Work instructions:
Where a line holds the word "icon", copy it from the records.

+++

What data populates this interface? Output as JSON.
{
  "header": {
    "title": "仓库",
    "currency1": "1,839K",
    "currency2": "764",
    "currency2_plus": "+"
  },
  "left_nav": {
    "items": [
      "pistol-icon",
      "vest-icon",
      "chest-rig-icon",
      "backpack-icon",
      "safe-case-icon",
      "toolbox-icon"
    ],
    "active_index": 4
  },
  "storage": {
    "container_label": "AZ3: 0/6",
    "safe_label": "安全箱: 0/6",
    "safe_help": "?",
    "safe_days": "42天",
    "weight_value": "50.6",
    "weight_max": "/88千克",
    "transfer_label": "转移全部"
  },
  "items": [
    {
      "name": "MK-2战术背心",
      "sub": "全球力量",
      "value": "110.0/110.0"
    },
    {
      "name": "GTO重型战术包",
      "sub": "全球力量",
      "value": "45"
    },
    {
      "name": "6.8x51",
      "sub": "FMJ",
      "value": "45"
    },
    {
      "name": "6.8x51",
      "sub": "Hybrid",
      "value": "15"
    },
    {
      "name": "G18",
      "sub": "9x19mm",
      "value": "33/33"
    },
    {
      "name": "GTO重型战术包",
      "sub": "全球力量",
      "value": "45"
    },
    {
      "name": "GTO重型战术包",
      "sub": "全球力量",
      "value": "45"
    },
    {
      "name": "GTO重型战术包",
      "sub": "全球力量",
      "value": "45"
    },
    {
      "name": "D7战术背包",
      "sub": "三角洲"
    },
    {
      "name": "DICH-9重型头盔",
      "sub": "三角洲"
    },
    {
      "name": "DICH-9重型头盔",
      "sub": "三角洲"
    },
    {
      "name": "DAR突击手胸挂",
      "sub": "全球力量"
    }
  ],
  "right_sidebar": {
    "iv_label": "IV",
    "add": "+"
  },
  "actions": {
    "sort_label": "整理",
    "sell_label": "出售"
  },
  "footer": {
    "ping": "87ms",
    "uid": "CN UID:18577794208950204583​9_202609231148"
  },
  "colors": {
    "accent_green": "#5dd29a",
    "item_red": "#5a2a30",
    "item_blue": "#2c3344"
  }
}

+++

Result for this exercise:
      "pistol-icon",
      "vest-icon",
      "chest-rig-icon",
      "backpack-icon",
      "safe-case-icon",
      "toolbox-icon"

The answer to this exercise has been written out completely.